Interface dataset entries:
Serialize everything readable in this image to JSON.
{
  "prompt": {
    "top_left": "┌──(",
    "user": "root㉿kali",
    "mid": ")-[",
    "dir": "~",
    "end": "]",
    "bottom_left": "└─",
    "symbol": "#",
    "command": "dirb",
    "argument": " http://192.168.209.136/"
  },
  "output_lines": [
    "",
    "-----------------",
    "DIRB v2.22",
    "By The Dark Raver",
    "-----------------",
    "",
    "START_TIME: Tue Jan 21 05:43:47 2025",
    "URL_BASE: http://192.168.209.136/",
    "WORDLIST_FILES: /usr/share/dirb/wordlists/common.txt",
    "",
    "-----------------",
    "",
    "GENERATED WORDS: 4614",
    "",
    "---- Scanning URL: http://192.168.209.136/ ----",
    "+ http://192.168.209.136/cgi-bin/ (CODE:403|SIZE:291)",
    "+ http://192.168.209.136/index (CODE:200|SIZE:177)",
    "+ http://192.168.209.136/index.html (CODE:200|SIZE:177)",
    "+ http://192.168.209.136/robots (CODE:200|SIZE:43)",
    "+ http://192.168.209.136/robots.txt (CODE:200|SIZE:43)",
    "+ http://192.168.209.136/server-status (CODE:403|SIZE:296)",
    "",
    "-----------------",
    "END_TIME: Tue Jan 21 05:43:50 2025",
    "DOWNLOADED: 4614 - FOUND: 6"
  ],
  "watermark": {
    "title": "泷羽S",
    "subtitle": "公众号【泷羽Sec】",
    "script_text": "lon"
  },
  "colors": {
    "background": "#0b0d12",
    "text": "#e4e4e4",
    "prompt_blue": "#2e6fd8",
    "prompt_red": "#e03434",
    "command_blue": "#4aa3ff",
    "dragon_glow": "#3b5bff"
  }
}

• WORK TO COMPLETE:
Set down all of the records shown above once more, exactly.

• ANSWER FOR THE TASK:
Serialize everything readable in this image to JSON.
{
  "prompt": {
    "top_left": "┌──(",
    "user": "root㉿kali",
    "mid": ")-[",
    "dir": "~",
    "end": "]",
    "bottom_left": "└─",
    "symbol": "#",
    "command": "dirb",
    "argument": " http://192.168.209.136/"
  },
  "output_lines": [
    "",
    "-----------------",
    "DIRB v2.22",
    "By The Dark Raver",
    "-----------------",
    "",
    "START_TIME: Tue Jan 21 05:43:47 2025",
    "URL_BASE: http://192.168.209.136/",
    "WORDLIST_FILES: /usr/share/dirb/wordlists/common.txt",
    "",
    "-----------------",
    "",
    "GENERATED WORDS: 4614",
    "",
    "---- Scanning URL: http://192.168.209.136/ ----",
    "+ http://192.168.209.136/cgi-bin/ (CODE:403|SIZE:291)",
    "+ http://192.168.209.136/index (CODE:200|SIZE:177)",
    "+ http://192.168.209.136/index.html (CODE:200|SIZE:177)",
    "+ http://192.168.209.136/robots (CODE:200|SIZE:43)",
    "+ http://192.168.209.136/robots.txt (CODE:200|SIZE:43)",
    "+ http://192.168.209.136/server-status (CODE:403|SIZE:296)",
    "",
    "-----------------",
    "END_TIME: Tue Jan 21 05:43:50 2025",
    "DOWNLOADED: 4614 - FOUND: 6"
  ],
  "watermark": {
    "title": "泷羽S",
    "subtitle": "公众号【泷羽Sec】",
    "script_text": "lon"
  },
  "colors": {
    "background": "#0b0d12",
    "text": "#e4e4e4",
    "prompt_blue": "#2e6fd8",
    "prompt_red": "#e03434",
    "command_blue": "#4aa3ff",
    "dragon_glow": "#3b5bff"
  }
}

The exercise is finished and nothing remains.